Symphony No. 5 Op. 67
Ludwig van Beethoven
|1||Allegro con brio||0:06:54||Add to Playlist||Play Now|
|2||Andante con moto||0:09:29||Add to Playlist||Play Now|
|3||Allegro||0:07:40||Add to Playlist||Play Now|
|4||Allegro||0:10:46||Add to Playlist||Play Now|
Beethoven’s Fifth premiered at Vienna’s Theater an der Wien on December 22, 1808, in perhaps the most famously disastrous of Beethoven’s concerts. As usual, there was too much music (this work, the Sixth Symphony, Fourth Piano Concerto, Choral Fantasy and sundry vocal and choral works) and too little rehearsal. In a single day, around four hours of music was tackled by the usual Viennese mixture of professionals and talented amateurs, directed by a largely deaf conductor and soloist, in an unheated venue during one of the coldest spells Vienna had experienced in a long while.
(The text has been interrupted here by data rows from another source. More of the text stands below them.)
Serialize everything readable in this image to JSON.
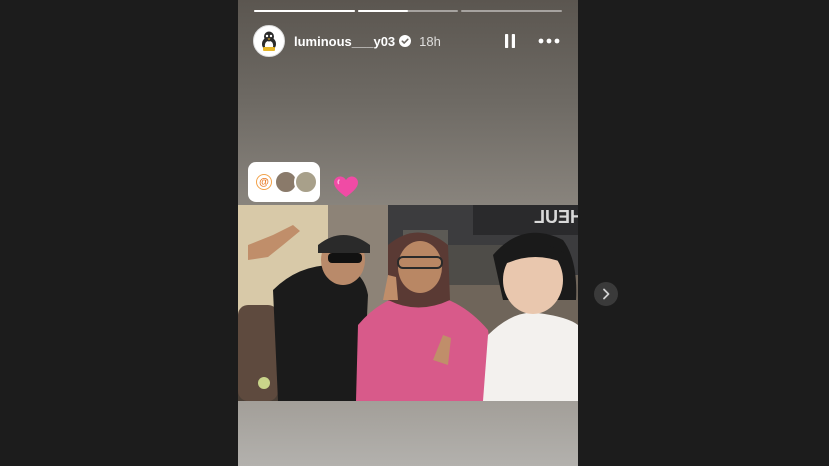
{
  "story": {
    "username": "luminous___y03",
    "time": "18h",
    "progress": [
      1,
      0.5,
      0
    ],
    "icons": {
      "verified": "verified-badge-icon",
      "pause": "pause-icon",
      "more": "more-options-icon",
      "threads": "threads-icon",
      "heart": "pink-heart-sticker",
      "next": "chevron-right-icon"
    }
  }
}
No wonder it was a fiasco.
That story has been told many times. What is rarely stressed enough is that in each of his new works for this occasion, Beethoven seems to have gone out of his way to do something strikingly original. The Fourth Piano Concerto plays with the relationship between orchestra and piano as none had before. The symphonies use an unusually large orchestra that includes trombones, contrabassoon and piccolo, none of which had appeared in earlier Viennese symphonies. The symphonies also experiment dramatically with musical form. Beethoven explores how different movements within a symphony might unite to create a greater musical whole than any single structure would. Finally, the Choral Fantasy is unlike anything written before or since: a piano solo that turns into a piano concerto that turns into a grand choral symphony, accompanied by piano. How many innovations can an audience digest in a single evening?
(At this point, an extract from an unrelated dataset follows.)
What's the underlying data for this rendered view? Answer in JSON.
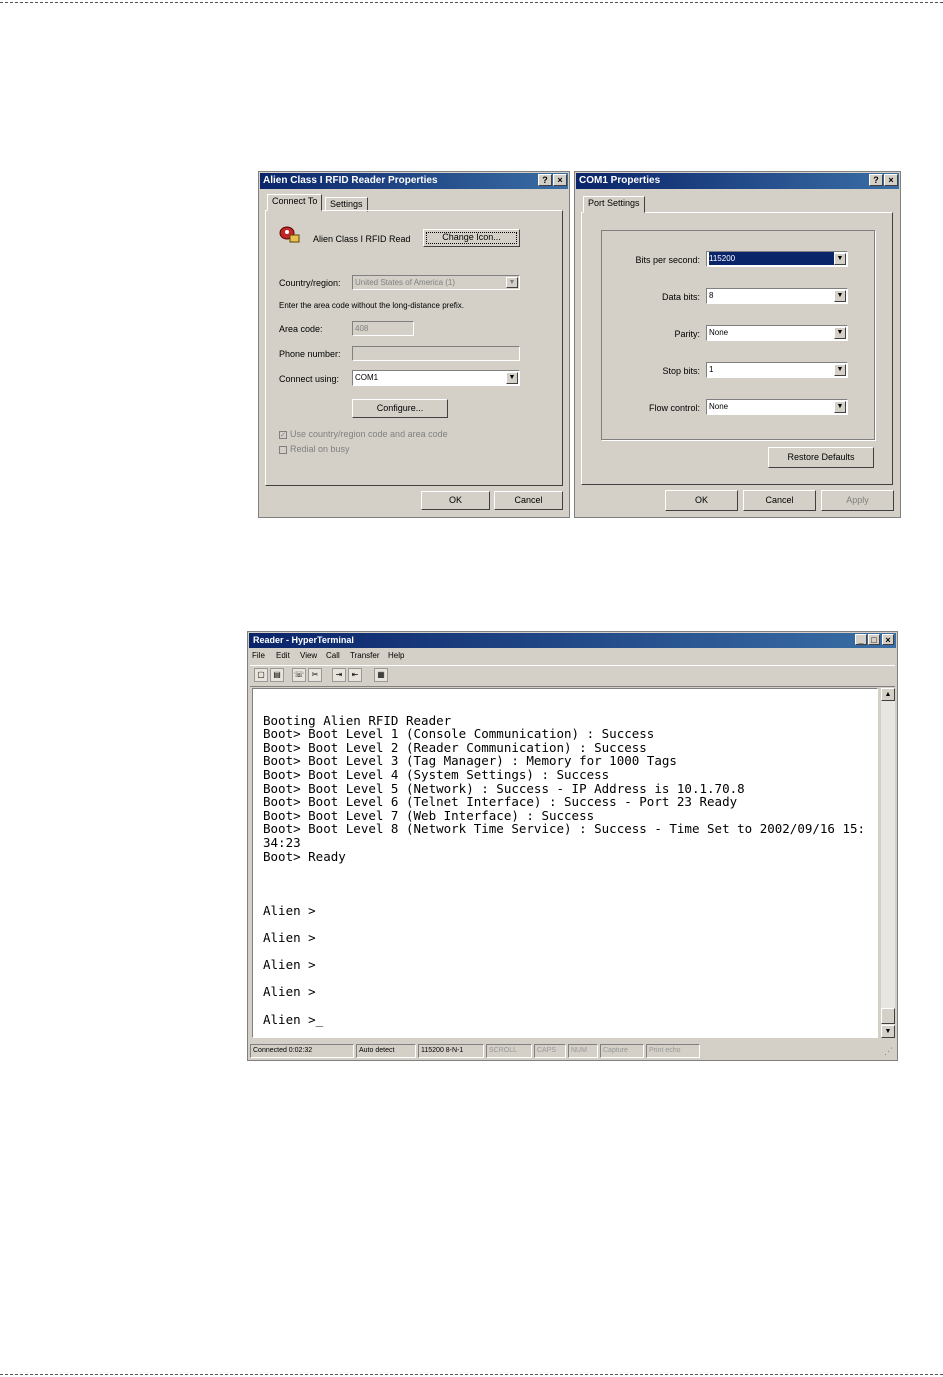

Most of the music heard that night was the work of the previous three years (1805–08). Beethoven had actually begun his Fifth Symphony before the commission for the Fourth Symphony came in. Instead of accepting the usual reputation of the Fourth being “Classical” and the Fifth as “Romantic,” it is perhaps more helpful to see them as a pair, standing together on the threshold between the Classical and Romantic eras. Consider this: Although the opening Allegro con brio of the Fifth blazes with unprecedented violent energy through Beethoven’s brilliant manipulation of its famous opening rhythm, its structure looks back to Haydn and Mozart for models. The Andante con moto is a similar case. Expressively, Beethoven’s variations lead him to some dark and ambiguous moments, troubling meditations that music had rarely addressed. But, once again, the structure is Classical: the double-variation form Haydn loved.
Where Beethoven wholly steps into the Romantic age is in the third and fourth movements, which are bound together so intimately that they really constitute a single movement. Much ink has been spilt trying to describe the effect of Beethoven’s famous transition between them. Eerie, high strings rise out of what seem to be the ruins of the Allegro scherzo and surge into the fiery last movement. For the first time, Beethoven unleashes those extra trombones, piccolo and contrabassoon. And the surprises only continue! Five minutes into his finale, he suddenly reins in his forces and returns to the dark netherworld of that transition. Each of these events is a stunningly original coup de théâter.
As a footnote, it is interesting to consider the trombones. To us, the presence of these great brass instruments is perfectly consonant with our understanding of the Fifth Symphony as a journey from dark to light, from conflict to victory. Yet most of Beethoven’s audience in 1808 would have associated them first with solemn, sacred music; that was one reason Mozart found them so appropriate for his Masonic music. Trombones were the mainstay of church-music ensembles, and would remain so in Germany for most of the 19th century. Perhaps those grand chords at the start of the final movement were intended to be something more than a triumphal fanfare. Beethoven rarely discussed his music in print, so we will never know.